We carried water in buckets but how helpless, we were only, Mr. Wright, I and Nobu, Mrs. Ohlson and Jack and [Mel, the chauffeur]. . . . We connected the hose to the water pipe and firemen came, but too late. His apartment, and all the guest apartment [sic] were burning. Strong wind blew from east to west. Such a smoke and flame that no one could get in the house to bring anything out. We could only cut the roof [that connected] Mr. Wright’s kitchen and studio and prevent the fire from spreading west. After 9 o’clock, wind changed, rain started to drop. And what a night we had till midnight, fire, thunderstorm, lightening and more fire!!

William Blair Scott Jr Collection, OA+D Archives

There is a book in Japanese on the architecture of Nobuko Tsuchiura. While I don’t know the full title (I don’t read Japanese), it translates in part as, “Big Little Nobu”. But the book include a photograph that shows the Taliesin living quarters after that second fire. So I put that below. It was taken at floor level, looking north. The fireplace you see on the right is now the fireplace in what became  Olgivanna Lloyd Wright’s bedroom.

Photograph looking across the main floor after Taliesin II was destroyed by fire in 1925.
Photograph taken by Kameki or Nobuko Tsuchiura.
In the book, “Big Little Nobu, Right No Deshi Josei Kenchikuka Tsuchiura Nobuko”
ISBN: 9784810705416.

You can find the book on-line. Its ISBN is 9784810705416. ⇐I originally wrote that number incorrectly. Thanks to one of the readers for catching that and contacting me.

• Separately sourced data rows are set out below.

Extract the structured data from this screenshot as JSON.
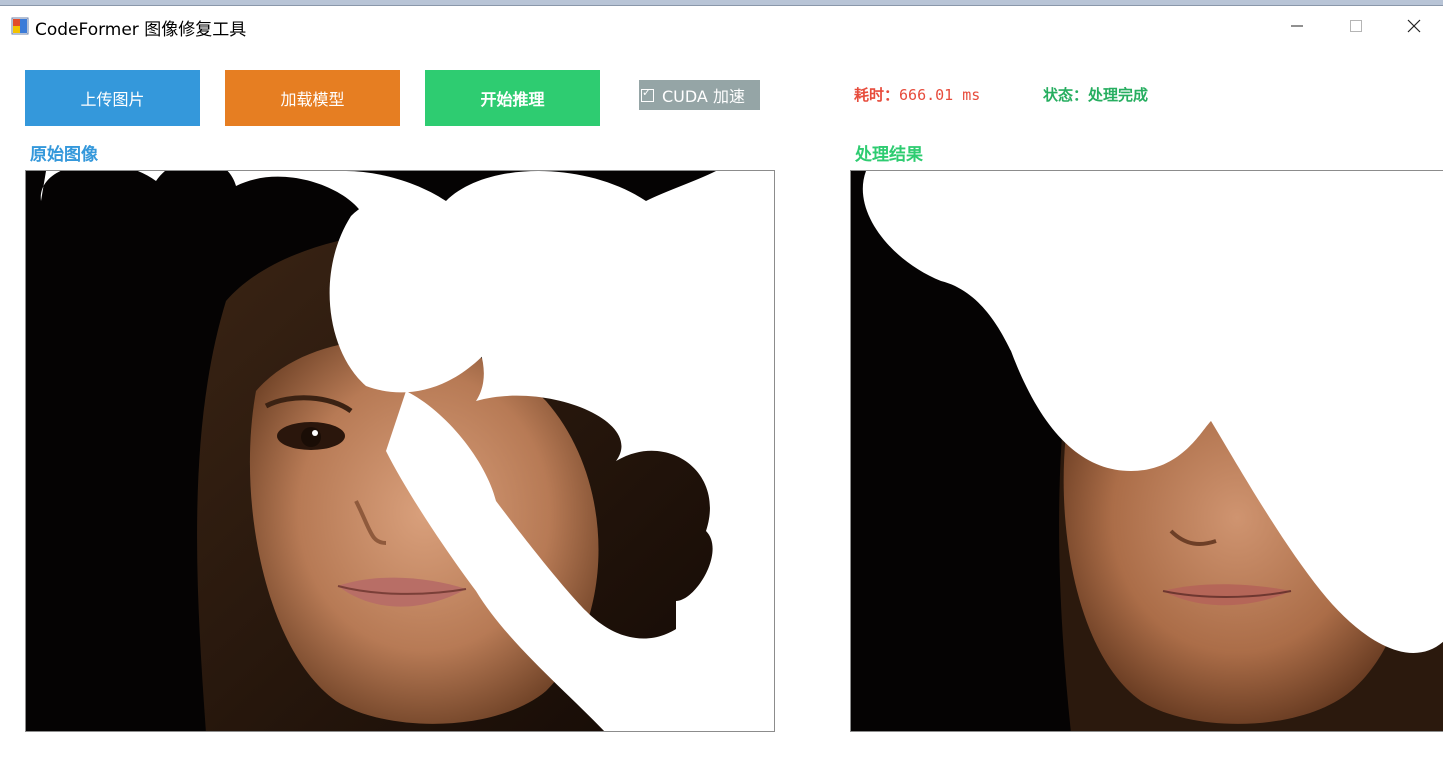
{
  "window": {
    "title": "CodeFormer 图像修复工具",
    "controls": {
      "minimize": "–",
      "maximize": "□",
      "close": "✕"
    }
  },
  "toolbar": {
    "upload_label": "上传图片",
    "load_model_label": "加载模型",
    "infer_label": "开始推理",
    "cuda_label": "CUDA 加速",
    "cuda_checked": true
  },
  "stats": {
    "time_label": "耗时：",
    "time_value": "666.01 ms",
    "status_text": "状态：处理完成"
  },
  "panels": {
    "original_title": "原始图像",
    "result_title": "处理结果"
  },
  "colors": {
    "upload": "#3498db",
    "load_model": "#e67e22",
    "infer": "#2ecc71",
    "cuda_bg": "#95a5a6",
    "time_text": "#e74c3c",
    "status_text": "#27ae60"
  }
}
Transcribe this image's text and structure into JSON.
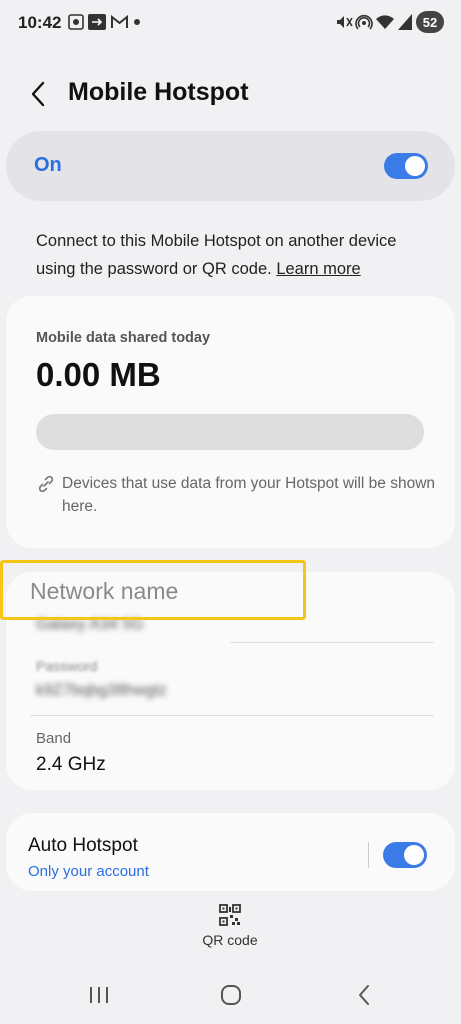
{
  "status_bar": {
    "time": "10:42",
    "battery": "52",
    "left_icons": [
      "screenshot-icon",
      "cast-icon",
      "gmail-icon",
      "dot-icon"
    ],
    "right_icons": [
      "mute-icon",
      "hotspot-icon",
      "wifi-icon",
      "signal-icon"
    ]
  },
  "header": {
    "title": "Mobile Hotspot"
  },
  "master_toggle": {
    "label": "On",
    "state": true
  },
  "description": {
    "text": "Connect to this Mobile Hotspot on another device using the password or QR code.",
    "link": "Learn more"
  },
  "data_card": {
    "label": "Mobile data shared today",
    "value": "0.00 MB",
    "progress": 0,
    "devices_text": "Devices that use data from your Hotspot will be shown here."
  },
  "network": {
    "name_label": "Network name",
    "name_value": "Galaxy A34 5G",
    "password_label": "Password",
    "password_value": "k9Z7bqbg38hwgtz",
    "band_label": "Band",
    "band_value": "2.4 GHz"
  },
  "auto_hotspot": {
    "title": "Auto Hotspot",
    "subtitle": "Only your account",
    "state": true
  },
  "qr": {
    "label": "QR code"
  },
  "nav": [
    "recents-icon",
    "home-icon",
    "back-icon"
  ],
  "colors": {
    "accent": "#3b7be8",
    "highlight": "#f5c518",
    "background": "#f1f1f3"
  }
}
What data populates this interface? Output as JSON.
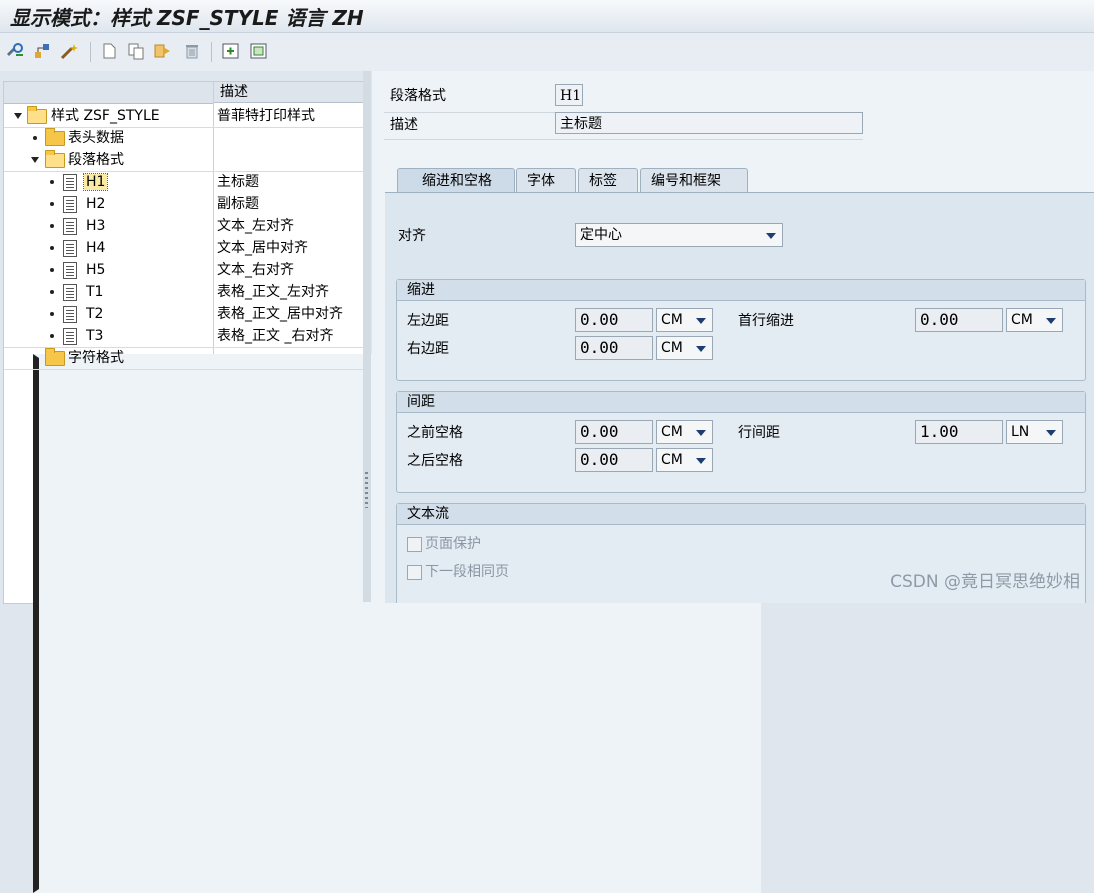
{
  "window": {
    "title": "显示模式：样式 ZSF_STYLE 语言 ZH"
  },
  "toolbar": {
    "buttons": [
      "other-object-icon",
      "hierarchy-icon",
      "magic-wand-icon",
      "new-doc-icon",
      "copy-icon",
      "transport-icon",
      "delete-icon",
      "expand-icon",
      "collapse-icon"
    ]
  },
  "tree": {
    "header_desc": "描述",
    "rows": [
      {
        "name": "样式 ZSF_STYLE",
        "desc": "普菲特打印样式"
      },
      {
        "name": "表头数据",
        "desc": ""
      },
      {
        "name": "段落格式",
        "desc": ""
      },
      {
        "name": "H1",
        "desc": "主标题"
      },
      {
        "name": "H2",
        "desc": "副标题"
      },
      {
        "name": "H3",
        "desc": "文本_左对齐"
      },
      {
        "name": "H4",
        "desc": "文本_居中对齐"
      },
      {
        "name": "H5",
        "desc": "文本_右对齐"
      },
      {
        "name": "T1",
        "desc": "表格_正文_左对齐"
      },
      {
        "name": "T2",
        "desc": "表格_正文_居中对齐"
      },
      {
        "name": "T3",
        "desc": "表格_正文 _右对齐"
      },
      {
        "name": "字符格式",
        "desc": ""
      }
    ]
  },
  "detail": {
    "para_label": "段落格式",
    "para_value": "H1",
    "desc_label": "描述",
    "desc_value": "主标题"
  },
  "tabs": [
    "缩进和空格",
    "字体",
    "标签",
    "编号和框架"
  ],
  "align": {
    "label": "对齐",
    "value": "定中心"
  },
  "indent": {
    "title": "缩进",
    "left_label": "左边距",
    "left_value": "0.00",
    "left_unit": "CM",
    "right_label": "右边距",
    "right_value": "0.00",
    "right_unit": "CM",
    "first_label": "首行缩进",
    "first_value": "0.00",
    "first_unit": "CM"
  },
  "spacing": {
    "title": "间距",
    "before_label": "之前空格",
    "before_value": "0.00",
    "before_unit": "CM",
    "after_label": "之后空格",
    "after_value": "0.00",
    "after_unit": "CM",
    "line_label": "行间距",
    "line_value": "1.00",
    "line_unit": "LN"
  },
  "textflow": {
    "title": "文本流",
    "page_protect": "页面保护",
    "same_page": "下一段相同页"
  },
  "watermark": "CSDN @竟日冥思绝妙相"
}
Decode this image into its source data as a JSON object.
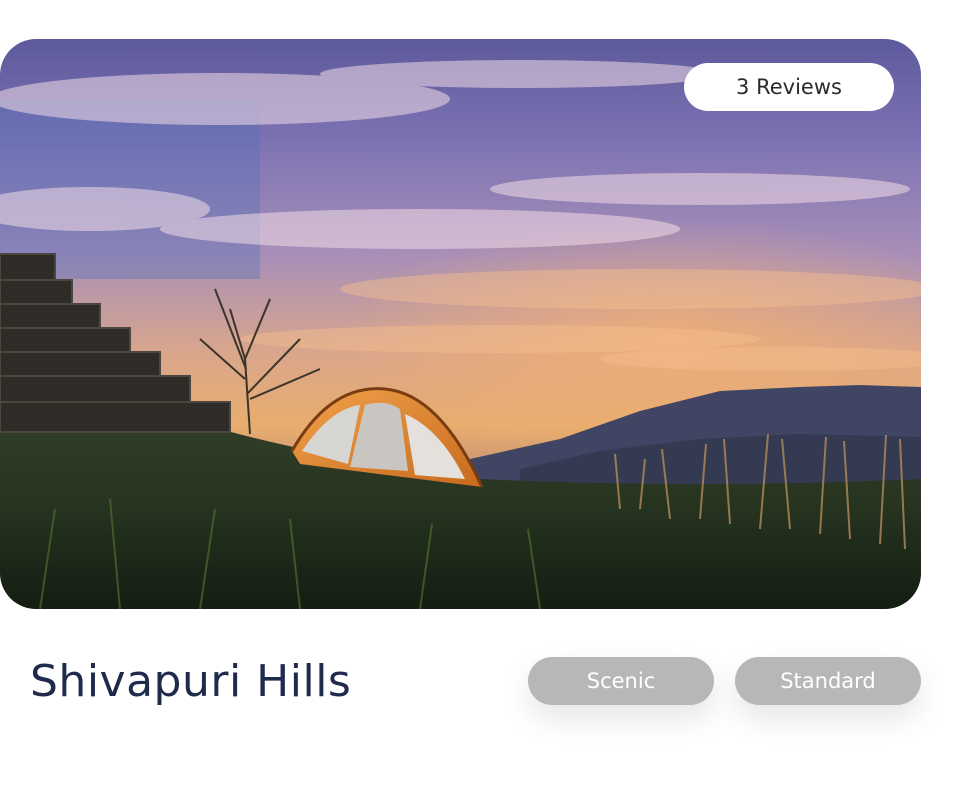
{
  "card": {
    "title": "Shivapuri Hills",
    "reviews_label": "3 Reviews",
    "tags": [
      "Scenic",
      "Standard"
    ]
  },
  "colors": {
    "title": "#1f2a4d",
    "tag_background": "#b7b7b7",
    "tag_text": "#ffffff",
    "badge_background": "#ffffff"
  }
}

While no one got hurt, Wright lost a lot of the art he collected while working in Japan

He wrote:

Left to me out of most of my earnings, since Taliesin I was destroyed, all I could show for my work and wanderings in the Orient for years past, were the leather trousers, burned socks, and shirt in which I stood, defeated, and what the workshop contained.

[An Autobiography in “Collected Writings,” volume 2, 295.]

Personally, it would be difficult not to think that the universe had something out for me. However, then Wright wrote this:

But Taliesin lived wherever I stood! A figure crept forward from out of the shadows to say this to me. And I believed what Olgivanna said.

[An Autobiography in “Collected Writings,” volume 2, 295.]

Olgivanna would become his third wife. I think it’s kind of cool that his description—when Olgivanna said “Taliesin lived wherever” he stood—is the first time that Frank Lloyd Wright mentioned Olgivanna.

Wright starts building “Taliesin III”

During Taliesin’s rebuilding, Wright put pieces of destroyed statuary into the walls:

Smoldering or crumbled in ashes, priceless blossoms-of-the-soul in all ages—we call them works of Art—lay broken, or had vanished utterly. . . .

A few days later clearing away the debris to reconstruct I picked up partly calcined marble heads of the Tang-dynasty, fragments of the black basalt of the splendid Wei-stone, Sung soft-clay sculpture and gorgeous Ming pottery turned to the color of bronze by the intensity of the blaze. The sacrificial offerings to—whatever Gods may be.

And I put these fragments aside to weave them into the masonry—the fabric of Taliesin III that now—already in mind—was to stand in place of Taliesin II. And I went to work.

[An Autobiography in “Collected Writings,” volume 2, 295.]

First published April 16, 2021

The photograph at the top of this post appears with the essay, “The Story of Taliesin: Wright’s First Natural House,” by Neil Levine, in Taliesin 1911-1914, Wright Studies, v. 1, ed. Narciso Menocal (Southern Illinois University Press, Carbondale and Edwardsville, Illinois, 1992), fig. 1, p. 3.


1 I mentioned this couple in my post, Taliesin II: The Forgotten Middle Child of Taliesin.